- [Task instructions]: Pictures stay out; everything else in the entries below is to be duplicated exactly.

··· Provided information

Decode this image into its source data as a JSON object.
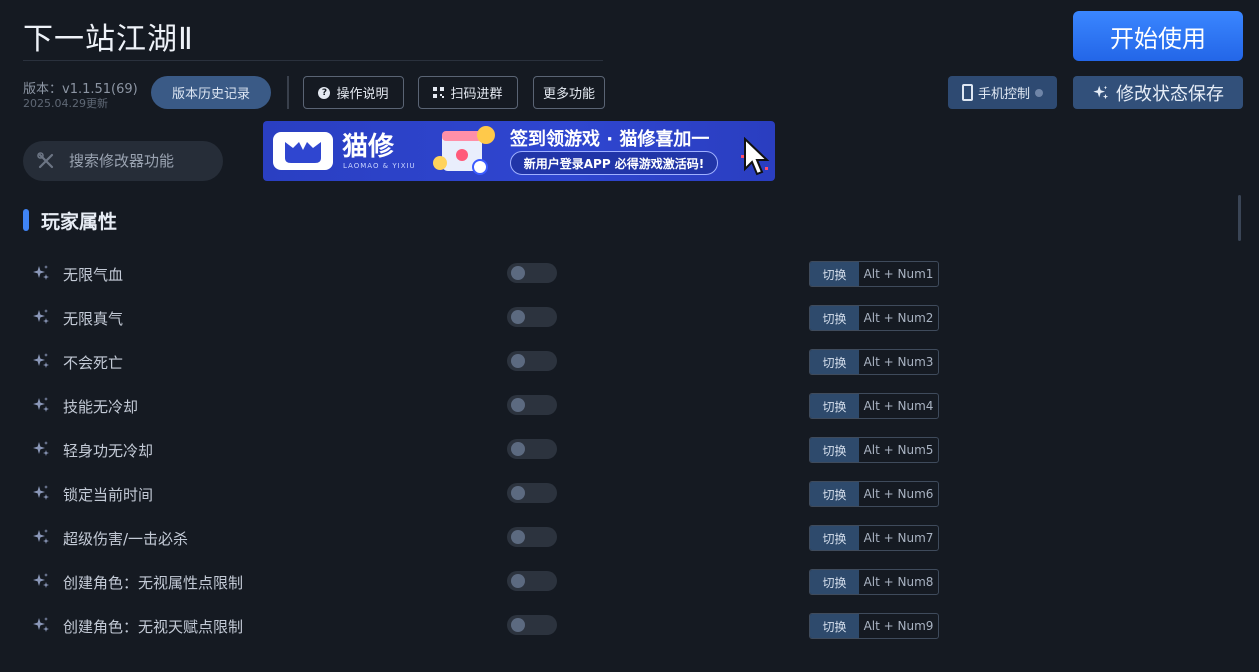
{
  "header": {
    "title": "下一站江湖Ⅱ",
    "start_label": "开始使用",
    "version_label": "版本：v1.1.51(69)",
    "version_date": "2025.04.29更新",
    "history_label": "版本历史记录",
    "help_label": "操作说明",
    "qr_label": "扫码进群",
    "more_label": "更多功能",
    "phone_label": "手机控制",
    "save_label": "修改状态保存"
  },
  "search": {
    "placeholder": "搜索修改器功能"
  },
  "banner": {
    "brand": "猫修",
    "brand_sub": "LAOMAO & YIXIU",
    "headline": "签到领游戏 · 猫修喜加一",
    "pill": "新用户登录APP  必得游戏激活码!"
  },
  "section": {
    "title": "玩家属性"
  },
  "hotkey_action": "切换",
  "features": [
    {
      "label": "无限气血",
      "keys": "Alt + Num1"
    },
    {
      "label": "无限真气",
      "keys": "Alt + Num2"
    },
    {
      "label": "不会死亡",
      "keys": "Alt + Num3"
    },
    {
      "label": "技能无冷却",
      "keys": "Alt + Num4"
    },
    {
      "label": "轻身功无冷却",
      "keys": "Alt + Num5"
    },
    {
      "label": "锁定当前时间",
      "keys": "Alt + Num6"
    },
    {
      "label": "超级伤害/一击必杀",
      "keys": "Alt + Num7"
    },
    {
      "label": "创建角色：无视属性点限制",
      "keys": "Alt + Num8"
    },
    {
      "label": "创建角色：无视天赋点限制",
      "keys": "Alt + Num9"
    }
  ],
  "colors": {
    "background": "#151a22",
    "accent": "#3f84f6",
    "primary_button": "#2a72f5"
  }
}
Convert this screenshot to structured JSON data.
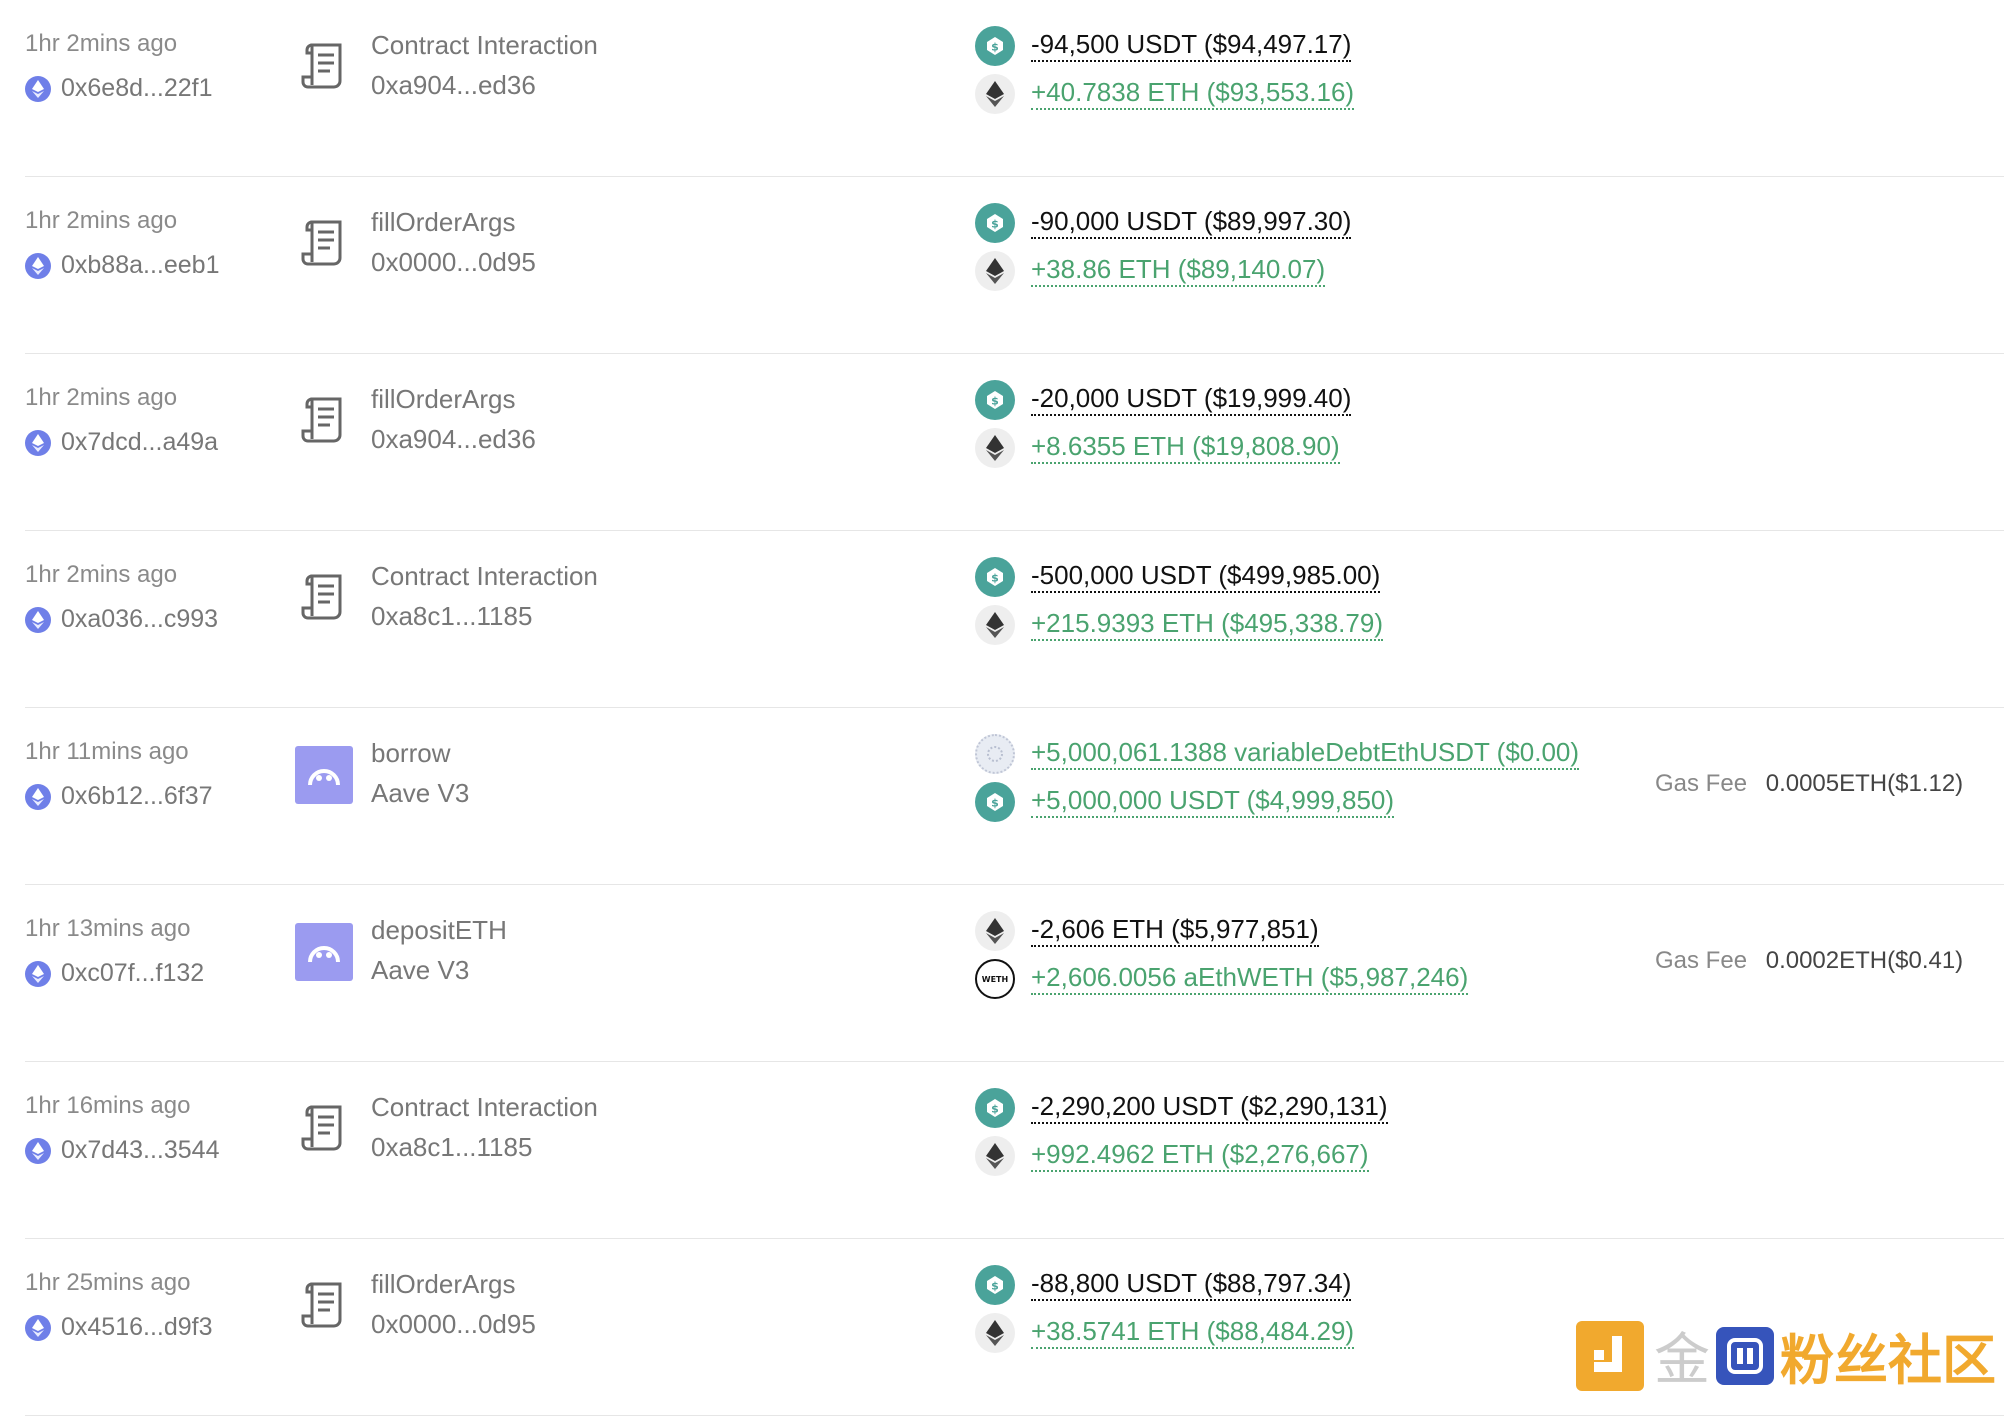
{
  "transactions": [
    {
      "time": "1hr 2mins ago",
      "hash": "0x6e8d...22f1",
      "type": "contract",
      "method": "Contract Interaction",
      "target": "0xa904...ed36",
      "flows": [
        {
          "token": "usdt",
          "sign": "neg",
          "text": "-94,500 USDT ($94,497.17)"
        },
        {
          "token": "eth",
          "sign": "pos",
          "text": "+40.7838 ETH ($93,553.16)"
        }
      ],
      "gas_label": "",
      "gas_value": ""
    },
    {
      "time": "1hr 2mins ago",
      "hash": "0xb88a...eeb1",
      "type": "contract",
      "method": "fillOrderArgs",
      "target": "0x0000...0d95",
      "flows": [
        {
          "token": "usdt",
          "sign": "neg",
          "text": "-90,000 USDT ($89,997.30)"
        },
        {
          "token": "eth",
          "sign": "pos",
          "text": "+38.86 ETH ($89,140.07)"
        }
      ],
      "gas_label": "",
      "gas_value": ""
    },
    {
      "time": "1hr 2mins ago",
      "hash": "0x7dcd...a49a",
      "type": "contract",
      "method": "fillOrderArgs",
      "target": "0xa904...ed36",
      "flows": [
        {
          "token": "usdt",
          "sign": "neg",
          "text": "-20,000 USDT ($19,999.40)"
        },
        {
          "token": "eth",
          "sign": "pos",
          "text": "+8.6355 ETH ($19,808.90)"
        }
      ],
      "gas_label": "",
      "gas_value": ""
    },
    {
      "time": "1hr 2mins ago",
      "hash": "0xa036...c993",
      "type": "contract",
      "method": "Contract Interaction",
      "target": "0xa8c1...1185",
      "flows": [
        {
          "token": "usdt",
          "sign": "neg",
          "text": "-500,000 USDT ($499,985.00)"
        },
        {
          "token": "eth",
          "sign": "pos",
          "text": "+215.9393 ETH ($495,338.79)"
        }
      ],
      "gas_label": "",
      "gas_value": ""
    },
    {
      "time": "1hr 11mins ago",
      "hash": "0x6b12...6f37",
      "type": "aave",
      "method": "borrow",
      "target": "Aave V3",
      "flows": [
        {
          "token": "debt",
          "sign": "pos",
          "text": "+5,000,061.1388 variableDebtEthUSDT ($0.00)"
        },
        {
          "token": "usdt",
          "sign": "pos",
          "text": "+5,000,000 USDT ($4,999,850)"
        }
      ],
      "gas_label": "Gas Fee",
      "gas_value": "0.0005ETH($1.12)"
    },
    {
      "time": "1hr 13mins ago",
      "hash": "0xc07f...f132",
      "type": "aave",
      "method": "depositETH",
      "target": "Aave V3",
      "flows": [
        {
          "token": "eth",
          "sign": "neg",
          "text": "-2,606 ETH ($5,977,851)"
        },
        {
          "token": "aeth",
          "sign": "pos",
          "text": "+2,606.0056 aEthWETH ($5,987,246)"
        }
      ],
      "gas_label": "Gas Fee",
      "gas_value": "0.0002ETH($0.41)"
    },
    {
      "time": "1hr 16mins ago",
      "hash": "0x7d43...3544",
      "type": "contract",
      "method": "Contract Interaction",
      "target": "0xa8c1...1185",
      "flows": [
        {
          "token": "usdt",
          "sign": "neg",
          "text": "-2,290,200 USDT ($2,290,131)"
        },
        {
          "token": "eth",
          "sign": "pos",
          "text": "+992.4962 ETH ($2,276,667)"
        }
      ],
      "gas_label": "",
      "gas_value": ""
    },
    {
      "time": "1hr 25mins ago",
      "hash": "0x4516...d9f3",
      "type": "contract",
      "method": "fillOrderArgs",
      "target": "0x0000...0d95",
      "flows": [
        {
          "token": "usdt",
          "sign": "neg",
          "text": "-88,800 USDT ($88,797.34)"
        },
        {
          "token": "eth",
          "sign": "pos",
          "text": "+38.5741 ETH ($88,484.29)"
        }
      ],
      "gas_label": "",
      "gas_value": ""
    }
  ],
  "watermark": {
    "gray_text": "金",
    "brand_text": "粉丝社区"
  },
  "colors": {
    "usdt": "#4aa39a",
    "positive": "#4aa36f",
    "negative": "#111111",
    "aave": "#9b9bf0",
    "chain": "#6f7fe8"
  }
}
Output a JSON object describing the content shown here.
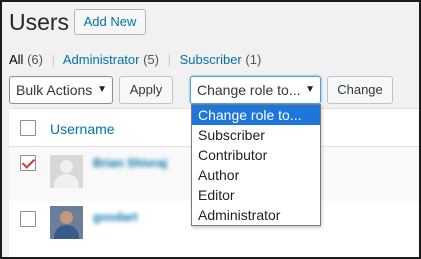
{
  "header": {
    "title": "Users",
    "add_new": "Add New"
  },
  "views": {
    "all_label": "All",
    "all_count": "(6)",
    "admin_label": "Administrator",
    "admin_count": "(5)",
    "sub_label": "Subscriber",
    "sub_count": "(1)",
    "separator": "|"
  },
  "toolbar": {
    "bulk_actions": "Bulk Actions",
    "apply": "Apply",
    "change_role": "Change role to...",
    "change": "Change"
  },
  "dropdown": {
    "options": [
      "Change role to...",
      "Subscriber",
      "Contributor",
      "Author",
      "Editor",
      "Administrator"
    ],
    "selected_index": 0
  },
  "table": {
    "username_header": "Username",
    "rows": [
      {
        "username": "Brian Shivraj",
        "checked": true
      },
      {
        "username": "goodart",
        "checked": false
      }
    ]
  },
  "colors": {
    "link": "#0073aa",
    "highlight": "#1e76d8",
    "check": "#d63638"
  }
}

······

- [Reply]:
Decode this image into its source data as a JSON object.
{
  "header": {
    "title": "下一站江湖Ⅱ",
    "start_label": "开始使用",
    "version_label": "版本：v1.1.51(69)",
    "version_date": "2025.04.29更新",
    "history_label": "版本历史记录",
    "help_label": "操作说明",
    "qr_label": "扫码进群",
    "more_label": "更多功能",
    "phone_label": "手机控制",
    "save_label": "修改状态保存"
  },
  "search": {
    "placeholder": "搜索修改器功能"
  },
  "banner": {
    "brand": "猫修",
    "brand_sub": "LAOMAO & YIXIU",
    "headline": "签到领游戏 · 猫修喜加一",
    "pill": "新用户登录APP  必得游戏激活码!"
  },
  "section": {
    "title": "玩家属性"
  },
  "hotkey_action": "切换",
  "features": [
    {
      "label": "无限气血",
      "keys": "Alt + Num1"
    },
    {
      "label": "无限真气",
      "keys": "Alt + Num2"
    },
    {
      "label": "不会死亡",
      "keys": "Alt + Num3"
    },
    {
      "label": "技能无冷却",
      "keys": "Alt + Num4"
    },
    {
      "label": "轻身功无冷却",
      "keys": "Alt + Num5"
    },
    {
      "label": "锁定当前时间",
      "keys": "Alt + Num6"
    },
    {
      "label": "超级伤害/一击必杀",
      "keys": "Alt + Num7"
    },
    {
      "label": "创建角色：无视属性点限制",
      "keys": "Alt + Num8"
    },
    {
      "label": "创建角色：无视天赋点限制",
      "keys": "Alt + Num9"
    }
  ],
  "colors": {
    "background": "#151a22",
    "accent": "#3f84f6",
    "primary_button": "#2a72f5"
  }
}
Convert this screenshot to structured JSON data.
{
  "transactions": [
    {
      "time": "1hr 2mins ago",
      "hash": "0x6e8d...22f1",
      "type": "contract",
      "method": "Contract Interaction",
      "target": "0xa904...ed36",
      "flows": [
        {
          "token": "usdt",
          "sign": "neg",
          "text": "-94,500 USDT ($94,497.17)"
        },
        {
          "token": "eth",
          "sign": "pos",
          "text": "+40.7838 ETH ($93,553.16)"
        }
      ],
      "gas_label": "",
      "gas_value": ""
    },
    {
      "time": "1hr 2mins ago",
      "hash": "0xb88a...eeb1",
      "type": "contract",
      "method": "fillOrderArgs",
      "target": "0x0000...0d95",
      "flows": [
        {
          "token": "usdt",
          "sign": "neg",
          "text": "-90,000 USDT ($89,997.30)"
        },
        {
          "token": "eth",
          "sign": "pos",
          "text": "+38.86 ETH ($89,140.07)"
        }
      ],
      "gas_label": "",
      "gas_value": ""
    },
    {
      "time": "1hr 2mins ago",
      "hash": "0x7dcd...a49a",
      "type": "contract",
      "method": "fillOrderArgs",
      "target": "0xa904...ed36",
      "flows": [
        {
          "token": "usdt",
          "sign": "neg",
          "text": "-20,000 USDT ($19,999.40)"
        },
        {
          "token": "eth",
          "sign": "pos",
          "text": "+8.6355 ETH ($19,808.90)"
        }
      ],
      "gas_label": "",
      "gas_value": ""
    },
    {
      "time": "1hr 2mins ago",
      "hash": "0xa036...c993",
      "type": "contract",
      "method": "Contract Interaction",
      "target": "0xa8c1...1185",
      "flows": [
        {
          "token": "usdt",
          "sign": "neg",
          "text": "-500,000 USDT ($499,985.00)"
        },
        {
          "token": "eth",
          "sign": "pos",
          "text": "+215.9393 ETH ($495,338.79)"
        }
      ],
      "gas_label": "",
      "gas_value": ""
    },
    {
      "time": "1hr 11mins ago",
      "hash": "0x6b12...6f37",
      "type": "aave",
      "method": "borrow",
      "target": "Aave V3",
      "flows": [
        {
          "token": "debt",
          "sign": "pos",
          "text": "+5,000,061.1388 variableDebtEthUSDT ($0.00)"
        },
        {
          "token": "usdt",
          "sign": "pos",
          "text": "+5,000,000 USDT ($4,999,850)"
        }
      ],
      "gas_label": "Gas Fee",
      "gas_value": "0.0005ETH($1.12)"
    },
    {
      "time": "1hr 13mins ago",
      "hash": "0xc07f...f132",
      "type": "aave",
      "method": "depositETH",
      "target": "Aave V3",
      "flows": [
        {
          "token": "eth",
          "sign": "neg",
          "text": "-2,606 ETH ($5,977,851)"
        },
        {
          "token": "aeth",
          "sign": "pos",
          "text": "+2,606.0056 aEthWETH ($5,987,246)"
        }
      ],
      "gas_label": "Gas Fee",
      "gas_value": "0.0002ETH($0.41)"
    },
    {
      "time": "1hr 16mins ago",
      "hash": "0x7d43...3544",
      "type": "contract",
      "method": "Contract Interaction",
      "target": "0xa8c1...1185",
      "flows": [
        {
          "token": "usdt",
          "sign": "neg",
          "text": "-2,290,200 USDT ($2,290,131)"
        },
        {
          "token": "eth",
          "sign": "pos",
          "text": "+992.4962 ETH ($2,276,667)"
        }
      ],
      "gas_label": "",
      "gas_value": ""
    },
    {
      "time": "1hr 25mins ago",
      "hash": "0x4516...d9f3",
      "type": "contract",
      "method": "fillOrderArgs",
      "target": "0x0000...0d95",
      "flows": [
        {
          "token": "usdt",
          "sign": "neg",
          "text": "-88,800 USDT ($88,797.34)"
        },
        {
          "token": "eth",
          "sign": "pos",
          "text": "+38.5741 ETH ($88,484.29)"
        }
      ],
      "gas_label": "",
      "gas_value": ""
    }
  ],
  "watermark": {
    "gray_text": "金",
    "brand_text": "粉丝社区"
  },
  "colors": {
    "usdt": "#4aa39a",
    "positive": "#4aa36f",
    "negative": "#111111",
    "aave": "#9b9bf0",
    "chain": "#6f7fe8"
  }
}
Output a JSON object describing the content shown here.
{
  "header": {
    "title": "Users",
    "add_new": "Add New"
  },
  "views": {
    "all_label": "All",
    "all_count": "(6)",
    "admin_label": "Administrator",
    "admin_count": "(5)",
    "sub_label": "Subscriber",
    "sub_count": "(1)",
    "separator": "|"
  },
  "toolbar": {
    "bulk_actions": "Bulk Actions",
    "apply": "Apply",
    "change_role": "Change role to...",
    "change": "Change"
  },
  "dropdown": {
    "options": [
      "Change role to...",
      "Subscriber",
      "Contributor",
      "Author",
      "Editor",
      "Administrator"
    ],
    "selected_index": 0
  },
  "table": {
    "username_header": "Username",
    "rows": [
      {
        "username": "Brian Shivraj",
        "checked": true
      },
      {
        "username": "goodart",
        "checked": false
      }
    ]
  },
  "colors": {
    "link": "#0073aa",
    "highlight": "#1e76d8",
    "check": "#d63638"
  }
}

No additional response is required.